Thoughts on the Ending of Jane Eyre

Bicknell captures St. John's zeal.
Jane Eyre does not close with Jane Eyre's marriage to Rochester, the birth of their son, and their happily married life. It certainly mentions those things ("Reader, I married him") but it ends instead with several paragraphs about St. John. The passage is worth quoting in full:
As to St. John Rivers, he left England: he went to India.  He entered on the path he had marked for himself; he pursues it still.  A more resolute, indefatigable pioneer never wrought amidst rocks and dangers.  Firm, faithful, and devoted, full of energy, and zeal, and truth, he labors for his race; he clears their painful way to improvement; he hews down like a giant the prejudices of creed and caste that encumber it.  He may be stern; he may be exacting; he may be ambitious yet; but his is the sternness of the warrior Greatheart, who guards his pilgrim convoy from the onslaught of Apollyon.  His is the exaction of the apostle, who speaks but for Christ, when he says—“Whosoever will come after me, let him deny himself, and take up his cross and follow me.”  His is the ambition of the high master-spirit, which aims to fill a place in the first rank of those who are redeemed from the earth—who stand without fault before the throne of God, who share the last mighty victories of the Lamb, who are called, and chosen, and faithful.

St. John is unmarried: he never will marry now.  Himself has hitherto sufficed to the toil, and the toil draws near its close: his glorious sun hastens to its setting.  The last letter I received from him drew from my eyes human tears, and yet filled my heart with divine joy: he anticipated his sure reward, his incorruptible crown.  I know that a stranger’s hand will write to me next, to say that the good and faithful servant has been called at length into the joy of his Lord.  And why weep for this?  No fear of death will darken St. John’s last hour: his mind will be unclouded, his heart will be undaunted, his hope will be sure, his faith steadfast.  His own words are a pledge of this—

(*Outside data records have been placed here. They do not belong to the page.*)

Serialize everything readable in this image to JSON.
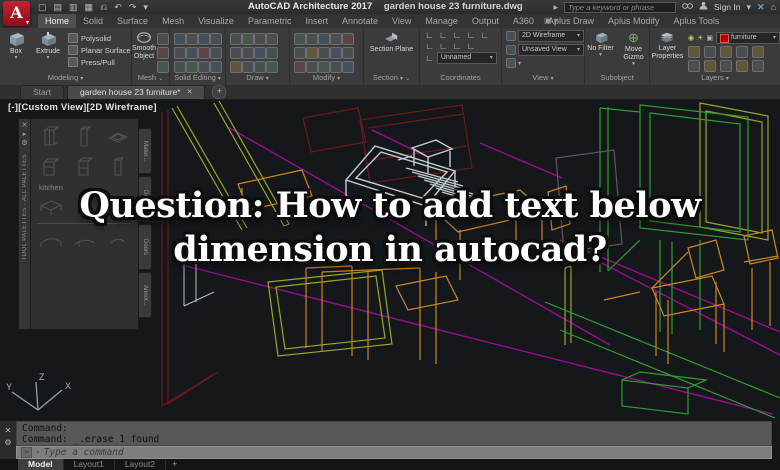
{
  "colors": {
    "canvas": "#15181b",
    "accent_red": "#b4121f",
    "wire_magenta": "#9c0a92",
    "wire_green": "#2f9e2f",
    "wire_olive": "#9aa52a",
    "wire_orange": "#cd8722",
    "wire_darkred": "#6e1818",
    "wire_selected_gray": "#c3cdd2",
    "layer_swatch": "#b30000"
  },
  "icons": {
    "app_logo": "A",
    "chevron_down": "▾",
    "chevron_right": "▸",
    "overflow": "⌄",
    "close": "✕",
    "plus": "+",
    "undo": "↶",
    "redo": "↷",
    "gear": "⚙",
    "sun": "☀",
    "bulb": "◉",
    "lock": "▣",
    "corner": "∟",
    "gizmo": "⊕",
    "prompt": "&gt;",
    "home": "⌂",
    "exchange": "✕"
  },
  "title_bar": {
    "app_title": "AutoCAD Architecture 2017",
    "doc_title": "garden house 23 furniture.dwg",
    "search_placeholder": "Type a keyword or phrase",
    "sign_in_label": "Sign In",
    "quick_icons": [
      "▢",
      "▤",
      "▥",
      "▦",
      "⎌",
      "↶",
      "↷",
      "▾"
    ]
  },
  "ribbon_tabs": {
    "items": [
      "Home",
      "Solid",
      "Surface",
      "Mesh",
      "Visualize",
      "Parametric",
      "Insert",
      "Annotate",
      "View",
      "Manage",
      "Output",
      "A360",
      "Aplus Draw",
      "Aplus Modify",
      "Aplus Tools"
    ],
    "active": "Home"
  },
  "ribbon": {
    "modeling": {
      "label": "Modeling",
      "box": "Box",
      "extrude": "Extrude",
      "polysolid": "Polysolid",
      "planar_surface": "Planar Surface",
      "press_pull": "Press/Pull"
    },
    "mesh": {
      "label": "Mesh",
      "smooth_object": "Smooth Object"
    },
    "solid_editing": {
      "label": "Solid Editing"
    },
    "draw": {
      "label": "Draw"
    },
    "modify": {
      "label": "Modify"
    },
    "section": {
      "label": "Section",
      "section_plane": "Section Plane"
    },
    "coordinates": {
      "label": "Coordinates",
      "ucs_name": "Unnamed"
    },
    "view": {
      "label": "View",
      "visual_style": "2D Wireframe",
      "named_view": "Unsaved View"
    },
    "subobject": {
      "label": "Subobject",
      "no_filter": "No Filter",
      "move_gizmo": "Move Gizmo"
    },
    "layers": {
      "label": "Layers",
      "layer_properties": "Layer Properties",
      "current_layer": "furniture"
    }
  },
  "file_tabs": {
    "items": [
      "Start",
      "garden house 23 furniture*"
    ],
    "active": "garden house 23 furniture*"
  },
  "viewport": {
    "label": "[-][Custom View][2D Wireframe]"
  },
  "palette": {
    "title": "TOOL PALETTES - ALL PALETTES",
    "group": "kitchen",
    "tabs": [
      "Mater...",
      "Details",
      "Doors",
      "Annot..."
    ]
  },
  "overlay": {
    "line1": "Question: How to add text below",
    "line2": "dimension in autocad?"
  },
  "command": {
    "history": [
      "Command:",
      "Command: _.erase 1 found"
    ],
    "placeholder": "Type a command"
  },
  "layout_tabs": {
    "items": [
      "Model",
      "Layout1",
      "Layout2"
    ],
    "active": "Model"
  },
  "ucs_axes": {
    "x": "X",
    "y": "Y",
    "z": "Z"
  }
}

“My Master,” he says, “has forewarned me.  Daily He announces more distinctly,—‘Surely I come quickly!’ and hourly I more eagerly respond,—‘Amen; even so come, Lord Jesus!’”
Since I am not a fan of St. John's insidious bullying of Jane during the proposal, I've always shrugged off this part of the story as "spin"--Bronte's attempt to pacify her Victorian audience.

Buchan captures his honesty.
Recently, however, I rethought that idea. Victorians were domestic and pious (they were also earthier than we often imagine them to be; still, they thought of themselves as domestic and pious). Take Jane getting married and having a kid: Victorians readers wouldn't have been too happy about Jane's boldness in returning to Rochester before knowing for sure that his wife was dead and they wouldn't have been too happy about a lowly governess marrying the head of a household although Jane was of a legitimately good family and had her own inheritance. And they wouldn't have been too terribly pleased about her strong  physical response to Rochester's physical advances.

But, still, ya know, marriage and a kid isn't so bad.

St. John, however, for better or worse turned his back entirely on domesticity. Victorians, in resemblance to their beloved queen (who was far less motherly or wifely than her image: see below), placed a high premium on loving God and supporting missionary work--from the comfort of hearth and home. Being religious was very, very important (no atheists here!) but in a restrained, civilized, non-weirdo American way (all those cults!).

Queen Victoria and Prince Albert: Wedded Life
St. John is extraordinarily . . . Catholic in his response to his personal call to go abroad. There's a kind of fervor in his decision and in the outcome of that decision. The guy wanted to be a martyr and by George, he succeeded!

That is the furthest thing from the married, middle class, wedded bliss purported by the queen and her subjects plus Victorian painters and poets. And it made me wondered if Bronte was pushing the envelope in more than one direction--not just in extolling Jane's supreme self-confidence in her right to choose (rather than be guided by her male relative) but in praising St. John's supreme self-confidence in his single lifestyle that puts a cause above all else.

The St. Johns of the world make me mighty uncomfortable. I'm like Spike--I like the mundane fun of ordinary life. But I can certainly commend Bronte for knocking down all the fences in her path.

1 comment:

  1. Not satisfied with that answer. Still seems to me like something the publisher/editor insisted on, like insisting on having "what happened next" stories in the end credits. Even then, that it's the very last thing in the book is very weird.